The Project HealthDesign Developer Challenge was won by Ringful Health, which produced a really slick app for managing chronic pain.  With it, you can use your iPhone to jot down your pain levels and triggers, get feedback on frequent triggers and how effective your medications have been at controlling your pain, and generate reports that you can share with your doctor.  Ringful had been working on this app, but, inspired by the design from Roger Luckmann’s team at UMass, added several new features and then built back end integration with the HealthVault, Google Health and Dossia personal health record services.  Another competitor, CureTogether, extended their site, which helps people track their observations of daily living (ODLs) like sleep, exercise, and food intake, to include lab test data.  A third, and very intriguing, submission came from Fred Trotter, who built an open source utility to track ODLs and store them on Twitter (in a protected account) and then use Grafitter to analyze the data and display patterns.  Fred’s solution is especially interesting because he’s leveraging existing infrastructure and by building an open source tool, he’s inviting others to take it further.

So all in all, I’m quite pleased with how the challenges went.  And it makes me wonder what challenges we should put out next.  Any ideas?

Winning Nudges Announced in "Designing for Better Health" Competition

Jun 3, 2009, 11:55 AM, Posted by Paul Tarini


The winners of the "Designing for Better Health" competition we held with Ashoka’s Changemakers have been announced.  The competition was inspired by the book Nudge, which was written by behavioral economics experts Cass R. Sunstein, J.D. and Richard Thaler, Ph.D.  Nudges are simple pushes that can induce someone to change their behavior.  My favorite entry didn’t win.  If you tracked the competition, it was “Just an Idea.”  This entry suggested a way to help more women conduct their monthly breast self-examination—put a reminder symbol in birth control pill packages on the optimal exam day.  I thought this idea was elegant.

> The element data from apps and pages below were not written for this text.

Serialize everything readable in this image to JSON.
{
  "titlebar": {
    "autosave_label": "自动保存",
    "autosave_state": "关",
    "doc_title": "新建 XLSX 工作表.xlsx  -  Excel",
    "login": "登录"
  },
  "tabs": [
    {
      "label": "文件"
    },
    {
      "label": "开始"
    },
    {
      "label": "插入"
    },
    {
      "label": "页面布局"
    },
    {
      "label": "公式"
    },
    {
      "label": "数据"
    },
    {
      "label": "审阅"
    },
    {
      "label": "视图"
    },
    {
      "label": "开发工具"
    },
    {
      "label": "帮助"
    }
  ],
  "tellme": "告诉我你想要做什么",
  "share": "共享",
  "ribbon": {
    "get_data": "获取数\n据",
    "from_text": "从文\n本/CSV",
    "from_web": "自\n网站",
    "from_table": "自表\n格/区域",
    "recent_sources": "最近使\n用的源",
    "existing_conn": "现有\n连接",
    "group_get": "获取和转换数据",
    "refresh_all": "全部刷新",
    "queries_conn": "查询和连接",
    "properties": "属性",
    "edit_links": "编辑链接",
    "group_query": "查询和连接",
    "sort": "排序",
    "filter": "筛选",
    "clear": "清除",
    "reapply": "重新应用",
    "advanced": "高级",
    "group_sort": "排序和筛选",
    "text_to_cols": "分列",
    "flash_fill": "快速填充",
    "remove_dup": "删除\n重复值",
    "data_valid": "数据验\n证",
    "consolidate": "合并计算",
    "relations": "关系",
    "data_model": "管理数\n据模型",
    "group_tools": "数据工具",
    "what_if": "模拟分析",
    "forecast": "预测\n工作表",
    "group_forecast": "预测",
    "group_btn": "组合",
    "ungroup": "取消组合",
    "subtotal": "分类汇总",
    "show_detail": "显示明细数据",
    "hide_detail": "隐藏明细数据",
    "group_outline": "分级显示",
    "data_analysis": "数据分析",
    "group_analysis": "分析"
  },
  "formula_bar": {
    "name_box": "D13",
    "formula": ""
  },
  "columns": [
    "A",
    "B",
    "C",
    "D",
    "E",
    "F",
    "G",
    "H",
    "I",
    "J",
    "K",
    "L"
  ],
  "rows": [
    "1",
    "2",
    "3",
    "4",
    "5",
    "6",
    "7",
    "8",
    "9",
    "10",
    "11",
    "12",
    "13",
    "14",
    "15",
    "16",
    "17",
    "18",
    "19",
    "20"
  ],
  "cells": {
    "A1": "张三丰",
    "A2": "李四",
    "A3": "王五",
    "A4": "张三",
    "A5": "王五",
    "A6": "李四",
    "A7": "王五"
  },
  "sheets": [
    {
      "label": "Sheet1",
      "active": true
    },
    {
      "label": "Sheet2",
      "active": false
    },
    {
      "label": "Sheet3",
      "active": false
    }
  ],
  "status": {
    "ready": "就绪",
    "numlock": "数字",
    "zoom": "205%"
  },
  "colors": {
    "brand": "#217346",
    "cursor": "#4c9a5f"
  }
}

There were 285 entries from 29 countries.  The three winners were all international:

  • GOONJ (India) - GOONJ (means “echo”) collects donated cloth and creates clean sanitary pads that it then distributes to women, while at the same time bringing out in the open the taboo subject of menstrual hygiene.
  • San Francisco Saludable (Peru) - This unique waste management program nudges people to change their traditional habits to improve their health by producing compost for family gardens. 
  • Fundación Boca Sana (Venezuela) - Children are nudged to better oral health because they receive training to act as scholar/promoters who share what they have learned about proper oral hygiene and care with other children, parents and relatives. 

After reading through all of the entries, I came to the conclusion that nudges, as conceived by Thaler and Sunstein, are a subtle concept.  The folks at Changemakers tried hard to explain the concept on the competition site and, to my eyes, they did a good job.  But looking at the entries, a lot of them weren’t even nudge-ish.  In designing the concept of nudges, Thaler and Sunstein were trying to walk a fine political line to come up with an approach to policy that would be acceptable to the right and the left—Libertarian Paternalism, they call it.  One thought as to why a good nudge is hard to find is that it requires a lot of discipline on the part of the designer.  You set up the nudge and then stand back.  If people aren’t nudged to do the right thing, that’s get your answer pretty clearly as to whether it worked.  For people who are driven to solve problems, that may be a very hard stand to take.

That said, there were some wonderful entries and I offer my sincere congratulations to the winners—well done!  Also, I thank Changemakers for their good work and my fellow judges for their efforts.  We’re glad to have sponsored the competition and we hope those who entered, commented and otherwise participated continue to explore the power that well-designed nudges can have in driving better health decisions, behaviors and outcomes.